A: It’s hard to pinpoint a single “lucky break” that was defining for my career. There was the editor at Mademoiselle who bought my very first article. It never did run, but that early acceptance meant so much. Then there was the Family Circle editor who bought a short story, and the editor at Doubleday who published my first two novels. Lucky breaks, all of them.
Q: What do you see as some of the most important changes in the publishing industry? And do those changes make you think the future for writers is brighter or bleaker than when you first started out?
A: I think publishers used to be more willing to invest in a writer and nurture a career. No one expected—or demanded—a best seller right out of the gate. Whereas now the pressure to sell both big, and quickly, has increased. But none of that matters really. You write because you have to. Or at least that’s why I write. If making money were the only goal, I would have figured out something else to do a long time ago.

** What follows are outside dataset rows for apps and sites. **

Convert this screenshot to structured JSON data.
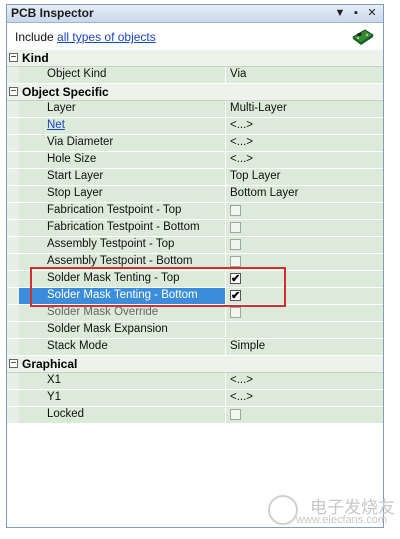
{
  "window": {
    "title": "PCB Inspector",
    "menu_glyph": "▼",
    "pin_glyph": "▪",
    "close_glyph": "✕"
  },
  "filter": {
    "prefix": "Include",
    "link": "all types of objects"
  },
  "categories": [
    {
      "label": "Kind",
      "toggle": "−",
      "rows": [
        {
          "label": "Object Kind",
          "value": "Via",
          "type": "text"
        }
      ]
    },
    {
      "label": "Object Specific",
      "toggle": "−",
      "rows": [
        {
          "label": "Layer",
          "value": "Multi-Layer",
          "type": "text"
        },
        {
          "label": "Net",
          "value": "<...>",
          "type": "text",
          "link": true
        },
        {
          "label": "Via Diameter",
          "value": "<...>",
          "type": "text"
        },
        {
          "label": "Hole Size",
          "value": "<...>",
          "type": "text"
        },
        {
          "label": "Start Layer",
          "value": "Top Layer",
          "type": "text"
        },
        {
          "label": "Stop Layer",
          "value": "Bottom Layer",
          "type": "text"
        },
        {
          "label": "Fabrication Testpoint - Top",
          "checked": false,
          "type": "check"
        },
        {
          "label": "Fabrication Testpoint - Bottom",
          "checked": false,
          "type": "check"
        },
        {
          "label": "Assembly Testpoint - Top",
          "checked": false,
          "type": "check"
        },
        {
          "label": "Assembly Testpoint - Bottom",
          "checked": false,
          "type": "check"
        },
        {
          "label": "Solder Mask Tenting - Top",
          "checked": true,
          "type": "check"
        },
        {
          "label": "Solder Mask Tenting - Bottom",
          "checked": true,
          "type": "check",
          "selected": true
        },
        {
          "label": "Solder Mask Override",
          "checked": false,
          "type": "check",
          "dim": true
        },
        {
          "label": "Solder Mask Expansion",
          "value": "",
          "type": "text"
        },
        {
          "label": "Stack Mode",
          "value": "Simple",
          "type": "text"
        }
      ]
    },
    {
      "label": "Graphical",
      "toggle": "−",
      "rows": [
        {
          "label": "X1",
          "value": "<...>",
          "type": "text"
        },
        {
          "label": "Y1",
          "value": "<...>",
          "type": "text"
        },
        {
          "label": "Locked",
          "checked": false,
          "type": "check"
        }
      ]
    }
  ],
  "check_glyph": "✔",
  "watermark": {
    "line1": "电子发烧友",
    "line2": "www.elecfans.com"
  }
}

Q: If you could offer just three rules for writing to aspiring novelists, what would they be?
A: Rule # 1: Commit to writing a small amount on a regular basis. For me, that was two pages a day, five days a week. Rule #2: Writing and editing are mutually exclusive processes. Write first; edit later. Rule #3: Find yourself a trusted writing buddy with whom you can share your work. This should not be a spouse/partner/best friend, but another writer, someone who faces the same struggles you face. Your buddy only knows what’s there on the page, not what you meant to say. And that is key. You can learn so much from an ongoing dialogue with another writer. Cherish the process.
Joanne Tailele says
Thanks Holly for this great interview. Now I have to buy this book. I am intrigued.
Holly Robinson says
So glad you liked it, Joanne–I’m sure Yona will be thrilled to hear this!